David E. Hoffman
The Master and Margarita
Mikhail Bulgakov, Diana Burgin, Katherine Tiernan O'Connor
Nonviolent Communication: A Language of Life
Arun Gandhi, Marshall B. Rosenberg
Bonhoeffer: Pastor, Martyr, Prophet, Spy
Eric Metaxas, Timothy Keller
Parting the Waters: Martin Luther King and the Civil Rights Movement 1954-63
Taylor Branch
The Path to Power
Robert A. Caro
The Nature of Nebraska: Ecology and Biodiversity
Paul A. Johnsgard
Thelonious Monk: The Life and Times of an American Original
Robin D.G. Kelley
Cutting for Stone
Abraham Verghese
Midnight Rising: John Brown and the Raid That Sparked the Civil War - Tony Horwitz

John Brown is an enigmatic character; more than a century after his life, it's difficult to tell whether he was a hero, a lunatic, or both. This book goes some way in illuminating the question, though to my mind, not far enough. One comes away from it with a very clear sense of why anyone might see him one way or the other, but with little sense of how he was able to recruit and retain a cohort of fighters willing to die behind him. Certainly their devotion to the cause was a factor, but following John Brown into battle must have required an incredible amount of faith in the man himself. What was it about him that these men adhered to? Unfortunately, I have little more of an idea now than I did before starting the book.

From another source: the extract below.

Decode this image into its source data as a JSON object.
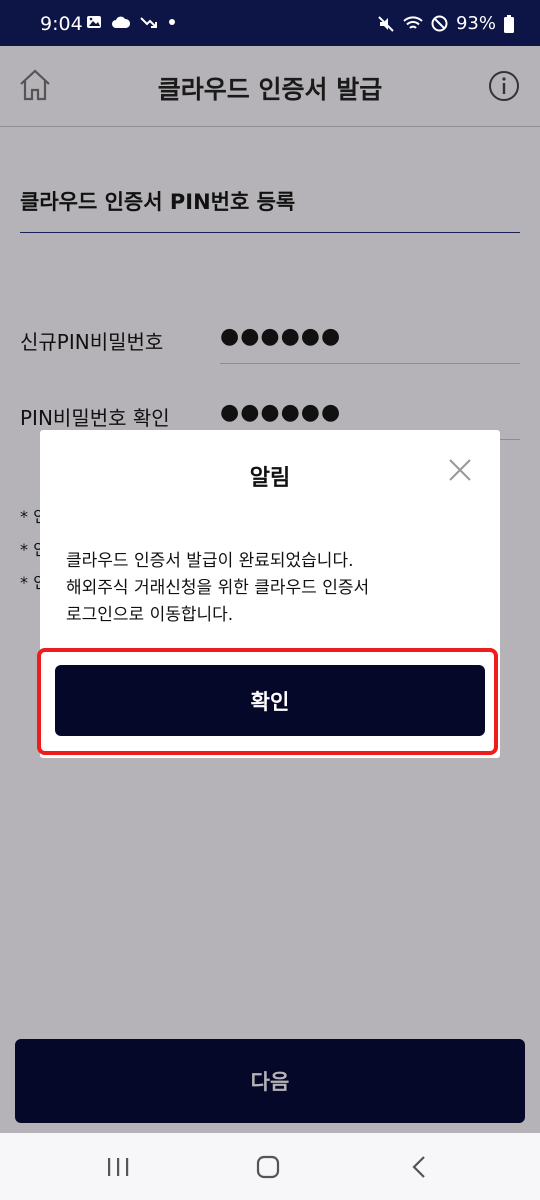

It's well enough written, and at least a few of the characters are reasonably sketched out. The intersections with prominent historical characters were intriguing as well. But the pacing isn't great, and as such I found it a bit difficult to really attach to any of the characters, including Brown himself.